RECORDS PROVIDED

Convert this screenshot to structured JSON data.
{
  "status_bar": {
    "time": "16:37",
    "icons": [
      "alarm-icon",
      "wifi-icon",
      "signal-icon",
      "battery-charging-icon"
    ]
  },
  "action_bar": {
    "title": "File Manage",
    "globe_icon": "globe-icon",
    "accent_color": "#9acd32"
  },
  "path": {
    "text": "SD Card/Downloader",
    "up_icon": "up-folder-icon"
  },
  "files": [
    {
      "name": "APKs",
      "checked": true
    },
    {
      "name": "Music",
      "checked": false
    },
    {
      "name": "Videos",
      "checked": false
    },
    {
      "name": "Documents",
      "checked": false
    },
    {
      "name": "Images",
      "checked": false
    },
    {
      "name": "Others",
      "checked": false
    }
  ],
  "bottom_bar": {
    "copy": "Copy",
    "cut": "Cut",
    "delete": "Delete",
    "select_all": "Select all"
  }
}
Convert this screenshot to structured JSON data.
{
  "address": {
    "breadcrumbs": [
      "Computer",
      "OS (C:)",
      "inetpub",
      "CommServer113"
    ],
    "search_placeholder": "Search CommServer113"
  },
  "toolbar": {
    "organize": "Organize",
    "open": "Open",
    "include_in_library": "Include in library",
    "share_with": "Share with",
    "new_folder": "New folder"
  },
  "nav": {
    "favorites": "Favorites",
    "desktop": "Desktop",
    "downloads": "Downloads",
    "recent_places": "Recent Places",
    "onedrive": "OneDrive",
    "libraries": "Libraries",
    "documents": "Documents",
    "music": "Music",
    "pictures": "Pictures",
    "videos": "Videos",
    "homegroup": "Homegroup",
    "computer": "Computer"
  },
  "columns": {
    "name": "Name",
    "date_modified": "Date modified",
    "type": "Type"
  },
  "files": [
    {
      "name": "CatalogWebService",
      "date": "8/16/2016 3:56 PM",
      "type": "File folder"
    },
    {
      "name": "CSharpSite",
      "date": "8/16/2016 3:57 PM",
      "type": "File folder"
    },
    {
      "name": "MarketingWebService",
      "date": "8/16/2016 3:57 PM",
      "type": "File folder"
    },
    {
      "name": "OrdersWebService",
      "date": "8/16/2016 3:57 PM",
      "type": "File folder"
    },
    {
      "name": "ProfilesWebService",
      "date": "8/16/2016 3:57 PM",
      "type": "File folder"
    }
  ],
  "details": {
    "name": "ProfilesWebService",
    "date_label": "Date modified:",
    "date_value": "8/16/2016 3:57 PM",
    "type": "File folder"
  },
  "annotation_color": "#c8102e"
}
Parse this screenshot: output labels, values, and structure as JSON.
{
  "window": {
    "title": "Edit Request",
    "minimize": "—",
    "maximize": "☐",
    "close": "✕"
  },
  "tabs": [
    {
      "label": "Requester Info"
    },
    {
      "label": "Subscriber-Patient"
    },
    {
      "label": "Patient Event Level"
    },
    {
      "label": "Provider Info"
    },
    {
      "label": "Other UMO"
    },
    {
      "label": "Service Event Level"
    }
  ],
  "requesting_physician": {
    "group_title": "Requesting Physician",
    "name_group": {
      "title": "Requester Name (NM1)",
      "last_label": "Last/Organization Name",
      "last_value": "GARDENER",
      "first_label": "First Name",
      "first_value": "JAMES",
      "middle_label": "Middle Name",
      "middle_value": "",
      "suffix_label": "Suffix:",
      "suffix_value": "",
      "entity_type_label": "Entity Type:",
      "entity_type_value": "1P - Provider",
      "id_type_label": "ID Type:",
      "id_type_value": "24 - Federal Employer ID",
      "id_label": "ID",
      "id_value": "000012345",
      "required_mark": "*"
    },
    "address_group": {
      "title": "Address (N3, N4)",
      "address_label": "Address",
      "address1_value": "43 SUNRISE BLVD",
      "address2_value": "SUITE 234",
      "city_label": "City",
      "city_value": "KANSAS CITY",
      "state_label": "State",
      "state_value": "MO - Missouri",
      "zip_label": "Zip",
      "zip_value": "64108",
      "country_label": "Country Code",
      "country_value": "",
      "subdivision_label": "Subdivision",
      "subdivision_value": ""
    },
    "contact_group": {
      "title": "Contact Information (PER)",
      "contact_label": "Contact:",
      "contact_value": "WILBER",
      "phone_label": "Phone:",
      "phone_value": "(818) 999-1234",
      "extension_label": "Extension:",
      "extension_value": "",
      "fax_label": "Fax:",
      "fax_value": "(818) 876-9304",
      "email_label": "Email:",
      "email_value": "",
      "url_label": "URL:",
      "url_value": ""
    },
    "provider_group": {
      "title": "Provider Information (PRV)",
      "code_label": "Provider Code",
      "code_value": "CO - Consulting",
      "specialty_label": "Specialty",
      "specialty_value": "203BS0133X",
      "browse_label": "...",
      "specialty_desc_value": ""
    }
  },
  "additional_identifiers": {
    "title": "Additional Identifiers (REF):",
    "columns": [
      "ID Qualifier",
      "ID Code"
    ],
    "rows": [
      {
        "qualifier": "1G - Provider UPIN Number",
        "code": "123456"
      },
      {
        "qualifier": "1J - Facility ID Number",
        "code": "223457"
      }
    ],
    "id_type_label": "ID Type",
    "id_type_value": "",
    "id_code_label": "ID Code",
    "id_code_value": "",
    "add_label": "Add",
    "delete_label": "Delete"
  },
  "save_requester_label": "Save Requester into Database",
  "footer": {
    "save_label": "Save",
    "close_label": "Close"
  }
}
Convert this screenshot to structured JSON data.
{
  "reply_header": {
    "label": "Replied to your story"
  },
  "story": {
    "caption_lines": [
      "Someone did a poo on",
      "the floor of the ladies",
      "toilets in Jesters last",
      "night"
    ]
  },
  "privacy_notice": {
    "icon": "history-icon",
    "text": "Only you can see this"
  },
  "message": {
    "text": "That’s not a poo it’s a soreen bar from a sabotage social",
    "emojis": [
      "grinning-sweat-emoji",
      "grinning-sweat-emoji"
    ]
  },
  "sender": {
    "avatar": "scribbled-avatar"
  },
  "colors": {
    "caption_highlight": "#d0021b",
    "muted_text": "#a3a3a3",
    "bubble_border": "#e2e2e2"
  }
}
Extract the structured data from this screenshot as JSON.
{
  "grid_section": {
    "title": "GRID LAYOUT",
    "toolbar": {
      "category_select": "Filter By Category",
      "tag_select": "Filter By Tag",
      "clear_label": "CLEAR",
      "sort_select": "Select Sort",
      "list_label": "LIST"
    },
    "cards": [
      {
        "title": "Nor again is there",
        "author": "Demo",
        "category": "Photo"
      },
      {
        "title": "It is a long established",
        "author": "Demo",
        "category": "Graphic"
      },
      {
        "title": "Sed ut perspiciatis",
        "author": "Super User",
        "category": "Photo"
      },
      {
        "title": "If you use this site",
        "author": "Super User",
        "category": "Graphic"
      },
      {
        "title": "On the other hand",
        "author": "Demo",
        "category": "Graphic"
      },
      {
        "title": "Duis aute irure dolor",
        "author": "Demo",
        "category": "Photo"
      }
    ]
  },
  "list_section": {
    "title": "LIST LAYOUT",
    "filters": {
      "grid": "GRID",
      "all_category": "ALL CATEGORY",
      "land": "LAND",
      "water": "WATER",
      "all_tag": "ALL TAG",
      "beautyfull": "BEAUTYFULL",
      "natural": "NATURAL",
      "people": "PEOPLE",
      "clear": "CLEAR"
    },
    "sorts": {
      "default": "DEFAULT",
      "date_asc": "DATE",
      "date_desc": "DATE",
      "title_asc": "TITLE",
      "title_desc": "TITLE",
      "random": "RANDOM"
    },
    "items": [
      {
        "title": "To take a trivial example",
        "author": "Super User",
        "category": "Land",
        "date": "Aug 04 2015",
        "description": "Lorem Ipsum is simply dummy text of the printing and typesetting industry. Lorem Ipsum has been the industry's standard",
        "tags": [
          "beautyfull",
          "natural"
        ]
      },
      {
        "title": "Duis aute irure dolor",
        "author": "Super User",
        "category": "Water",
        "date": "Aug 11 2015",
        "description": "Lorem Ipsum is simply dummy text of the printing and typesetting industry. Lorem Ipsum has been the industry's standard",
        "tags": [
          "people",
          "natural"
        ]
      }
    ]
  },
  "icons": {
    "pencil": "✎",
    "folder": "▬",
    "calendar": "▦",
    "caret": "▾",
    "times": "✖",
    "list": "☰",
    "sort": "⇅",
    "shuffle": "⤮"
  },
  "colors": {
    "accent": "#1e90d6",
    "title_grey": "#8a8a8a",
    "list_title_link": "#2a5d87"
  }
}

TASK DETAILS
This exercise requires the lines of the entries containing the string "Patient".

EXERCISE SOLUTION
      "label": "Subscriber-Patient"
      "label": "Patient Event Level"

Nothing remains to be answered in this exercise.